A Content Delivery Network (CDN) can speed up your website by:
There are many CDN vendors for you to choose from including the likes of Cloudfare and Bunny. This guide will show you how to configure your WordPress site to use the CloudFront CDN from Amazon Web Services (AWS).
CloudFront is a great choice as it has over 300 edge server locations, which means that no matter where in the world your visitors are coming from, there will be an edge server close to them.
CloudFront also makes it economical to get going, and for low usage sites, it could be totally free for you. Each month the first 1TB of outbound traffic is free. Traffic over 1TB is then charged per TB.
Being built within the overall Amazon Web Services network, you can also be sure that this is going to be a reliable, available and well-supported service.
This guide will document what you need to configure in CloudFront to use with your WordPress site that is not hosted at AWS itself. If you are hosting your WordPress site in AWS, you will likely need a slightly different configuration.
Once you have created or logged in to your AWS account, search for CloudFront and go to the CloudFront service:

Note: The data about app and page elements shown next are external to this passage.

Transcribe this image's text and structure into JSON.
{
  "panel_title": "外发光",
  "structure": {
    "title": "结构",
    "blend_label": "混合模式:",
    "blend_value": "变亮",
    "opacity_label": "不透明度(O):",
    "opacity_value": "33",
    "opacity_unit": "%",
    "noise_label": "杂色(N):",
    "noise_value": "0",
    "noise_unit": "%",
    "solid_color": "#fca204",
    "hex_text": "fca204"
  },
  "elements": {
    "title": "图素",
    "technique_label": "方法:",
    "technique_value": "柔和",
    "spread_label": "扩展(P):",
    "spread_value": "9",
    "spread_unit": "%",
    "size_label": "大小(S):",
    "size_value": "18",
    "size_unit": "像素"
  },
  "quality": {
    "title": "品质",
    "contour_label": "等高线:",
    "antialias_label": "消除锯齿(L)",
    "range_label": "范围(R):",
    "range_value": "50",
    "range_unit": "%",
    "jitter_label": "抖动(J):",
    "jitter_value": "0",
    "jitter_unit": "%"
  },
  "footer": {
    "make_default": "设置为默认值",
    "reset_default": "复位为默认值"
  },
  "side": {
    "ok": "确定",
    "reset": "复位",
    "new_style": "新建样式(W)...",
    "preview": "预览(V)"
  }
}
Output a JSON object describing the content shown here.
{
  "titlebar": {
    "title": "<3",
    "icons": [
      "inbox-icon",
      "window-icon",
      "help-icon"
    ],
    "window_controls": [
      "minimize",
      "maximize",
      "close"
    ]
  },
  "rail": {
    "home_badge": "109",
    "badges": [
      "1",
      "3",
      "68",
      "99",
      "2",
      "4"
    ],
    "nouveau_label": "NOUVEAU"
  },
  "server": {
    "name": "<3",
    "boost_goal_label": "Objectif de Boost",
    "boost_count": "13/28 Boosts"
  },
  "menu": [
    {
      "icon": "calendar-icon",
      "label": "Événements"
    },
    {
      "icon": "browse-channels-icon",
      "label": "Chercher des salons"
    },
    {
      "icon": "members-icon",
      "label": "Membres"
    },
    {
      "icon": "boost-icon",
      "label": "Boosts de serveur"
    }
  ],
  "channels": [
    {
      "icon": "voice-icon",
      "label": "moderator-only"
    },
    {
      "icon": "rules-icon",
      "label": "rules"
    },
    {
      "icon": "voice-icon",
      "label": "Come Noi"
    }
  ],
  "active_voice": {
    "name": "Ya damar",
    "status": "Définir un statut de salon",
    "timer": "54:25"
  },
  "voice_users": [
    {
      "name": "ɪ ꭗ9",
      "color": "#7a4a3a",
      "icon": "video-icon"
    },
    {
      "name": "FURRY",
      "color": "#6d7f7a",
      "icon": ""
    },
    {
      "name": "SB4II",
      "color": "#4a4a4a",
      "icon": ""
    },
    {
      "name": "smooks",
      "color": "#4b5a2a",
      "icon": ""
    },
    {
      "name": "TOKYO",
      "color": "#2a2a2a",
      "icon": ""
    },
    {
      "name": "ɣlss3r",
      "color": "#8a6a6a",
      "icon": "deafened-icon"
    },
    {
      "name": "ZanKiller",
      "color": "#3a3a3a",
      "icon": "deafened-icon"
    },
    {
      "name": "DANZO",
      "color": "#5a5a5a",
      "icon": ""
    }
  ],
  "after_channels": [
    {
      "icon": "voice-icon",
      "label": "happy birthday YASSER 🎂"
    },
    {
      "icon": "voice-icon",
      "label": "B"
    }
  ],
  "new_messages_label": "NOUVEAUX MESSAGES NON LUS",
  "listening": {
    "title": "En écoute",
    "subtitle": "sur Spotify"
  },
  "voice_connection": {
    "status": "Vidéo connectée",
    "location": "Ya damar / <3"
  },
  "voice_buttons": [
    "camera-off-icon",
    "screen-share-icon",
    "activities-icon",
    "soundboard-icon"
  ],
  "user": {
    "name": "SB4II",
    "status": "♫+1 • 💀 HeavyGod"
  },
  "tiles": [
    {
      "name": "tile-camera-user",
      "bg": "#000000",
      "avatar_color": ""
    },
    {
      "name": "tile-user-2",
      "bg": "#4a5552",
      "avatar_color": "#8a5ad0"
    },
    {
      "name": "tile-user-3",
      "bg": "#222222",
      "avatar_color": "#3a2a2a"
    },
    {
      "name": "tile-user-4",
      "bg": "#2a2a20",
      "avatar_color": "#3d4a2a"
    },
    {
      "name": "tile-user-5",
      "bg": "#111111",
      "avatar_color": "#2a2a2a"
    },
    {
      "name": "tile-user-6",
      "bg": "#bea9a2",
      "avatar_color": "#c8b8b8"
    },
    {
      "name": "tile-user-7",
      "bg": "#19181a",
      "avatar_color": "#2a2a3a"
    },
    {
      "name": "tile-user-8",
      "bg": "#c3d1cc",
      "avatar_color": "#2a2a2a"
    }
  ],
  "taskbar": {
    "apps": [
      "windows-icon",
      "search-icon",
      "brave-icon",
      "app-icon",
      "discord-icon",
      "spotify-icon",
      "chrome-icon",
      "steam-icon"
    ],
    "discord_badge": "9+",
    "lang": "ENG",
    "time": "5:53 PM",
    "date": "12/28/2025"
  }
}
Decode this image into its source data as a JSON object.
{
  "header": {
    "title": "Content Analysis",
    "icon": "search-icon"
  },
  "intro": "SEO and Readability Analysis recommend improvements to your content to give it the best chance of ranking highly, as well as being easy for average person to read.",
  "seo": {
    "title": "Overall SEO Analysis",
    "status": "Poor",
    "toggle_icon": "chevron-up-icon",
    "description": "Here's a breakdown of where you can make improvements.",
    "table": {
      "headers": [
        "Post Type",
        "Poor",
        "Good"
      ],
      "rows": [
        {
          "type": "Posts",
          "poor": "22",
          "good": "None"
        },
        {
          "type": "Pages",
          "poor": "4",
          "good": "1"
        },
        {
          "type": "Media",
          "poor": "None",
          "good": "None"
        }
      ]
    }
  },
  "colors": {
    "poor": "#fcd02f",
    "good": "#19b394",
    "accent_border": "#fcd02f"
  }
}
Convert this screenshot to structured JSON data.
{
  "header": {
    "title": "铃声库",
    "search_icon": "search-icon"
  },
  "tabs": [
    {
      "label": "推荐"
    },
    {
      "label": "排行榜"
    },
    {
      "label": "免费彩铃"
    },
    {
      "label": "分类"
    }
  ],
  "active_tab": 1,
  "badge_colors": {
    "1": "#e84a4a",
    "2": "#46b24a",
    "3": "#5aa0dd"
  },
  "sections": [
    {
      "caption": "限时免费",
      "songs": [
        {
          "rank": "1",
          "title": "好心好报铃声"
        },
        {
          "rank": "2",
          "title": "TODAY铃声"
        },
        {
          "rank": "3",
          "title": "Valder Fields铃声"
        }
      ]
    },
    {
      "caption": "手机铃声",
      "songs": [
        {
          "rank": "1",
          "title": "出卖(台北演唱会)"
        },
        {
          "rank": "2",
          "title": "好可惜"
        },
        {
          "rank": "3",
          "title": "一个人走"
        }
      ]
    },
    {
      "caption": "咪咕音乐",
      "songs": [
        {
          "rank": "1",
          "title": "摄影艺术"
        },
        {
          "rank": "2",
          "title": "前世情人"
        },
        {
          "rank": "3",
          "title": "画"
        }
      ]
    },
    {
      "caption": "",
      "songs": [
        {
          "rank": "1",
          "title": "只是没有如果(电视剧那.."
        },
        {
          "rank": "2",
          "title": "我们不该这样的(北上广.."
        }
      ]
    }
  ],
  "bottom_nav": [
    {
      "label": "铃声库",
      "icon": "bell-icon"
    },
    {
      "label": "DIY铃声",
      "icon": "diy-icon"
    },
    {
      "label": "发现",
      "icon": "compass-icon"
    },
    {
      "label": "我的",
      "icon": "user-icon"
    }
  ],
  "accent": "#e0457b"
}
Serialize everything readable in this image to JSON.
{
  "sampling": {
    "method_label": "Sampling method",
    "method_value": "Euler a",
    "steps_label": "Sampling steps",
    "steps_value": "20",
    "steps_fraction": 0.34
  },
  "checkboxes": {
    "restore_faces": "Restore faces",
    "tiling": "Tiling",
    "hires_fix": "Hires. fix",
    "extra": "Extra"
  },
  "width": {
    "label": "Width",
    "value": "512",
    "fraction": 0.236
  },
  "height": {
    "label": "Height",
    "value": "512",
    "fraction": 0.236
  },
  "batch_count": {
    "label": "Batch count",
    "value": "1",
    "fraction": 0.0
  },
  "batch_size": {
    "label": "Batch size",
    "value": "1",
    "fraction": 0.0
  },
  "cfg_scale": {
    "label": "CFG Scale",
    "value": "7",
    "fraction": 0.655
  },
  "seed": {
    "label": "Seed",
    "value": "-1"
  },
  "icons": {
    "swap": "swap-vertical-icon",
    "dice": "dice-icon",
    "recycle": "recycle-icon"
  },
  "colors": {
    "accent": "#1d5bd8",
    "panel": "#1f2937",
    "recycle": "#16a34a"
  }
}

You'll need to create a CloudFront Distribution. Go to 'Distributions' and click on 'Create distribution':
The following settings work well for me, depending on your configuration, you may need to change these. Give these a go first of all:
If you do not make these selections you may end up with errors stating that content has been blocked by CORS policy: No ‘Access-Control-Allow-Origin’ header is present on the requested resource.
Click on 'Create Distribution and the distribution will be created. It can take a few minutes. Copy the 'Distribution domain name' as that's what you'll need to enter in to LiteSpeed or other WordPress caching plugins:
If you have not done so already, install the LiteSpeed Cache WordPress plugin. There are many optimisation settings within LiteSpeed, but this guide will just focus on the CDN. Goto the LiteSpeed CDN page:
If you are using Google Fonts, it makes sense to host them in CloudFront along with your other files. I use Perfmatters alongside LiteSpeed:
On the Fonts tab:
The first thing to do is to purge the LiteSpeed cache. This is particularly important if are reconfiguring LiteSpeed. Once purged, go to your website, and open up your browsers developer tools:
Select 'sources' and if necessary refresh the page. Looking in the sources you should see the CloudFront distribution domain name and if you expand it out, you will see the content being served through CloudFront.